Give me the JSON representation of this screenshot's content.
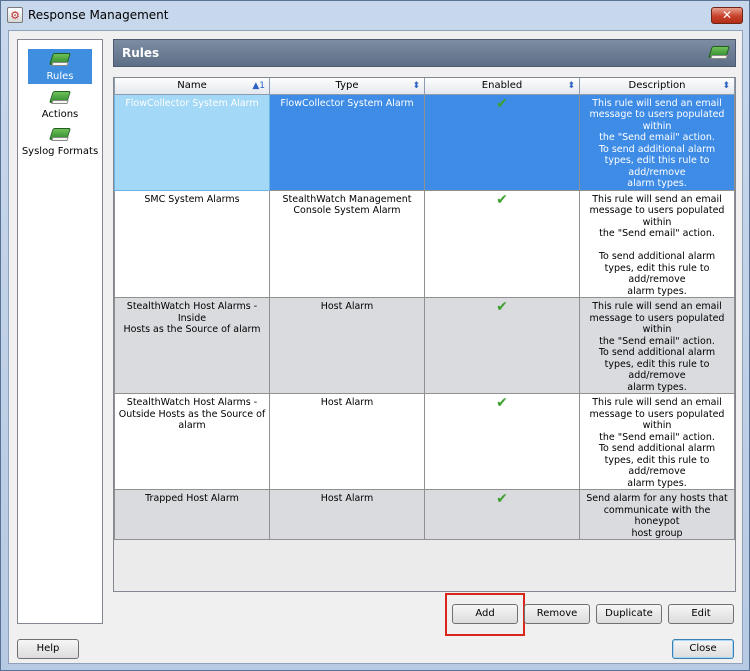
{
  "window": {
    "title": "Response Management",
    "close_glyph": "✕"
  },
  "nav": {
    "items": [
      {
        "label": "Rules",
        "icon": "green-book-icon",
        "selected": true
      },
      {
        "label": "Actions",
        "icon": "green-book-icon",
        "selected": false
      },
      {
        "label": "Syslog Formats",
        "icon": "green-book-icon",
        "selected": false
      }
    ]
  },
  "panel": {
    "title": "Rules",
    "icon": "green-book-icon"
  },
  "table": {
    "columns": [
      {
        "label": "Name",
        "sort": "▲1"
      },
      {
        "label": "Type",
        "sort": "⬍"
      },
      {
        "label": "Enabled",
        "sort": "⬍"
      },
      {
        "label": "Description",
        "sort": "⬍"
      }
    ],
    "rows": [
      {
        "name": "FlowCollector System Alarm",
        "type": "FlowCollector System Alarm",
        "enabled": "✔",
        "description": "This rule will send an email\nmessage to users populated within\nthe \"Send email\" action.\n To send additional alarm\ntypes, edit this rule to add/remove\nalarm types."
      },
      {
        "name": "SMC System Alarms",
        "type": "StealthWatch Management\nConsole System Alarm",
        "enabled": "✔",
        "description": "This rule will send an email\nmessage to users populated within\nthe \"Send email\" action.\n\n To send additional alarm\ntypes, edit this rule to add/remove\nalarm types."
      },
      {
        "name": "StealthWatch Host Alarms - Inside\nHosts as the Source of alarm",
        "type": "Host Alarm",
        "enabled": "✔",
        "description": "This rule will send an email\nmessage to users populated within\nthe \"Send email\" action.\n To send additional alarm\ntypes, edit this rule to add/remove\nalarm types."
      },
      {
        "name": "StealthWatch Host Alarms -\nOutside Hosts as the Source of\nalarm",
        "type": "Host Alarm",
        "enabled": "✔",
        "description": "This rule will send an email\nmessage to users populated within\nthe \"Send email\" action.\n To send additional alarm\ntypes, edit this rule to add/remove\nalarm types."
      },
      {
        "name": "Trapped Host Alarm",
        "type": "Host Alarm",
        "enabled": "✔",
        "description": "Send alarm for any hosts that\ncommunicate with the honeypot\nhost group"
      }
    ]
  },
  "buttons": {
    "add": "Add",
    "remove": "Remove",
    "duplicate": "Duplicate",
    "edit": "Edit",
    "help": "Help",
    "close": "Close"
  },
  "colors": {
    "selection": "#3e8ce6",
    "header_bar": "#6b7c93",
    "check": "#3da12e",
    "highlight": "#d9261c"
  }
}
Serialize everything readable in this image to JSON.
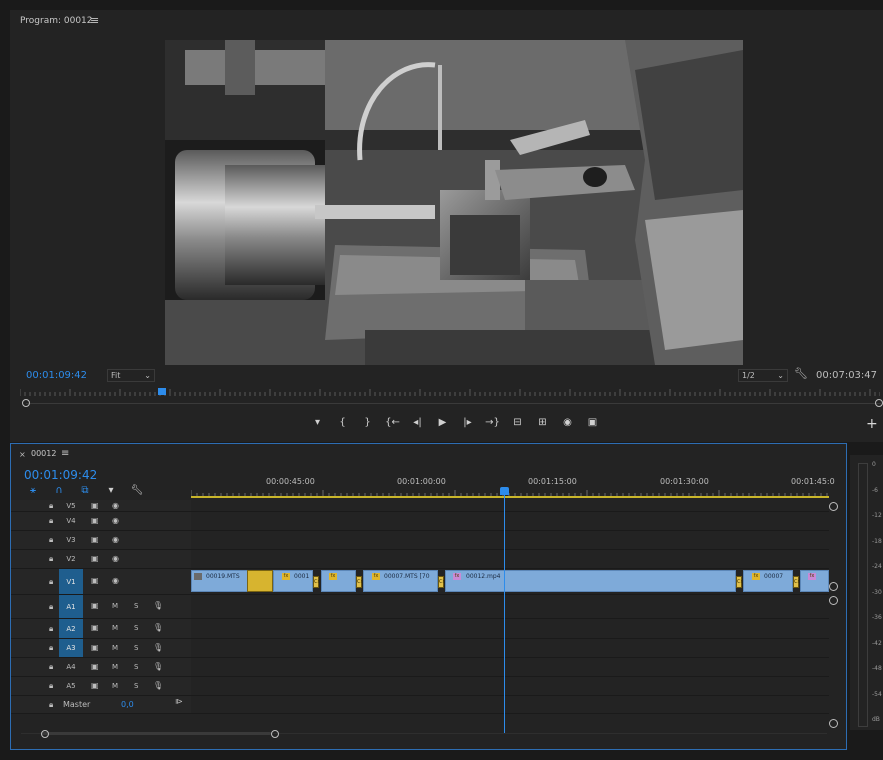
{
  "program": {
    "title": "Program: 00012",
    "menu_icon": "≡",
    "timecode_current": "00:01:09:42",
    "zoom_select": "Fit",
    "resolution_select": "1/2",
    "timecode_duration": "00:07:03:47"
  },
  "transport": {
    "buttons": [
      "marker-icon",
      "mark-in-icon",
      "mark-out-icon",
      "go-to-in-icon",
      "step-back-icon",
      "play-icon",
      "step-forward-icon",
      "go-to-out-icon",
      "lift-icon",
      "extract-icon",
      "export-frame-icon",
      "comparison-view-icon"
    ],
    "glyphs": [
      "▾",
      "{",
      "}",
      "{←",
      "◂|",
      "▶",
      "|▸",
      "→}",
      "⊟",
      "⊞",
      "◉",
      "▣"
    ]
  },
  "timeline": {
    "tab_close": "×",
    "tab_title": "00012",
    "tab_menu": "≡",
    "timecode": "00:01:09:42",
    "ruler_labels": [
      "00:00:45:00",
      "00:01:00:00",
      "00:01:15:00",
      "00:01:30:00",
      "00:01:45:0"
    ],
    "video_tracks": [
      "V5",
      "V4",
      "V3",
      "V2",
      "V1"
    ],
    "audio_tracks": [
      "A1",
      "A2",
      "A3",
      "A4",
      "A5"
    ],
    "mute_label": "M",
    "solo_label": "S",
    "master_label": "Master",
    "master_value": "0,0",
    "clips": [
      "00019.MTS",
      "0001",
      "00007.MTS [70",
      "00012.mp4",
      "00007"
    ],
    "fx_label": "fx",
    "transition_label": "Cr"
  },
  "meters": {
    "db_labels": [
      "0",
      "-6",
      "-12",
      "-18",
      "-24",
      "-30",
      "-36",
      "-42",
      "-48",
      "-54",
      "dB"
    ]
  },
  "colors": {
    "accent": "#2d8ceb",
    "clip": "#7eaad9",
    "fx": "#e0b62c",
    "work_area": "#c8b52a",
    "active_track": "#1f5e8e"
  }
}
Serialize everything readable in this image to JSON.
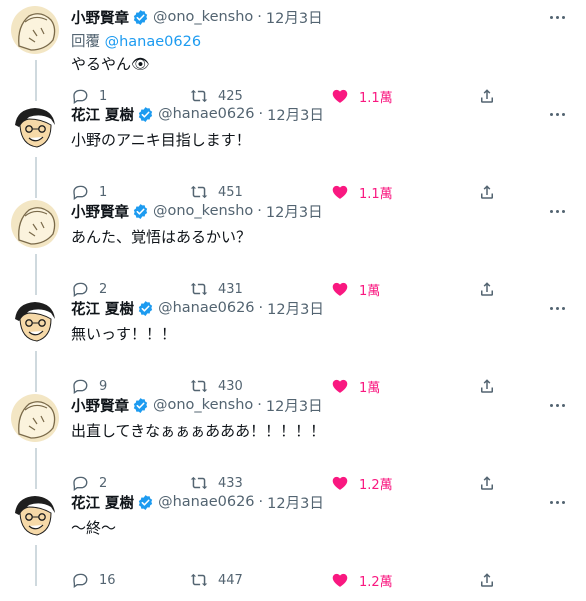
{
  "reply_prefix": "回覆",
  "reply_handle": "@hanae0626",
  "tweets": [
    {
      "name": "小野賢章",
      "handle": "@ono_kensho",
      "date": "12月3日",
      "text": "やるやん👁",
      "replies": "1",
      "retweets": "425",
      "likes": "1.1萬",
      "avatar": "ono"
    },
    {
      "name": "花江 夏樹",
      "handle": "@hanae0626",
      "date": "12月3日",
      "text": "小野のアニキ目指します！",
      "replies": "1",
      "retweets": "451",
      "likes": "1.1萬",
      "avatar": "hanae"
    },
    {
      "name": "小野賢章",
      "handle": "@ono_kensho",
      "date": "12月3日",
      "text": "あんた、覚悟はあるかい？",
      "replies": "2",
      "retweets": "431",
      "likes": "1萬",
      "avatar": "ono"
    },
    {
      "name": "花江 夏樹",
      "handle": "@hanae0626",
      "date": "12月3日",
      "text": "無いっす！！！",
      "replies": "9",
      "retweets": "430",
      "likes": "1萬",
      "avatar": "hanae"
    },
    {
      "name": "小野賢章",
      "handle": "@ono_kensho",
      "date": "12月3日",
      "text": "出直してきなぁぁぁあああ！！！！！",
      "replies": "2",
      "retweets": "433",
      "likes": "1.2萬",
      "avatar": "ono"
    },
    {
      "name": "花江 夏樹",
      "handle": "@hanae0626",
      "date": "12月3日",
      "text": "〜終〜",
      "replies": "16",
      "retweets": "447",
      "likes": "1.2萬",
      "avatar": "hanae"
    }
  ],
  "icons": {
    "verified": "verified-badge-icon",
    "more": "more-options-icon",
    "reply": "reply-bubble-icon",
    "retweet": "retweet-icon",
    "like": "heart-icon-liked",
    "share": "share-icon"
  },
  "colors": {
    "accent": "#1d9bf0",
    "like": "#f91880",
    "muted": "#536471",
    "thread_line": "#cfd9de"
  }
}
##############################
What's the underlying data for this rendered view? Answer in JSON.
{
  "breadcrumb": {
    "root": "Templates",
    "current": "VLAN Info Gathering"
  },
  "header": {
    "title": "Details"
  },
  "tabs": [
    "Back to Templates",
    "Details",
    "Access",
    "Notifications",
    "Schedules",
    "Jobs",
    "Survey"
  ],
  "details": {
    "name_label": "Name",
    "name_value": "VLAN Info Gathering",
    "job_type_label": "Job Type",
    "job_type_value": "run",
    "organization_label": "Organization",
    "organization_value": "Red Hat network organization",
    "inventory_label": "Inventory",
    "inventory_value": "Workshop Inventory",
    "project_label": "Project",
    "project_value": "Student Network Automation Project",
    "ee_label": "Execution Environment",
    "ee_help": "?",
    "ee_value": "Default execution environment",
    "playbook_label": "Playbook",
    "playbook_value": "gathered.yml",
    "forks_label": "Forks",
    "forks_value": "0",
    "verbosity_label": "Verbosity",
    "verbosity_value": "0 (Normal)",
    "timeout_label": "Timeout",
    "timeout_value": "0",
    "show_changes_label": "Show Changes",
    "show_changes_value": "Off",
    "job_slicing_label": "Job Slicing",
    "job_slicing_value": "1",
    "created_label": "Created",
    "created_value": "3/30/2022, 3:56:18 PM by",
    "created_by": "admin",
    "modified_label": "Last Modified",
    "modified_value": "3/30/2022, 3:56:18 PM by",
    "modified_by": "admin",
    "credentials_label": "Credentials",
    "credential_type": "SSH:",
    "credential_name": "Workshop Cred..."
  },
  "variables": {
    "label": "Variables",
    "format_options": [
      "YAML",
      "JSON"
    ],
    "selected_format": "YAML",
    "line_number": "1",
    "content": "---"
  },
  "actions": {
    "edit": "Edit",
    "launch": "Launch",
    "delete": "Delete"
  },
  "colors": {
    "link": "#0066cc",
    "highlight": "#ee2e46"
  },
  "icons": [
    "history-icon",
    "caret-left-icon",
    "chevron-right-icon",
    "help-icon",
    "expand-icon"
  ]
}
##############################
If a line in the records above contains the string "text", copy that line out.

*ANSWER AREA:*
      "text": "やるやん👁",
      "text": "小野のアニキ目指します！",
      "text": "あんた、覚悟はあるかい？",
      "text": "無いっす！！！",
      "text": "出直してきなぁぁぁあああ！！！！！",
      "text": "〜終〜",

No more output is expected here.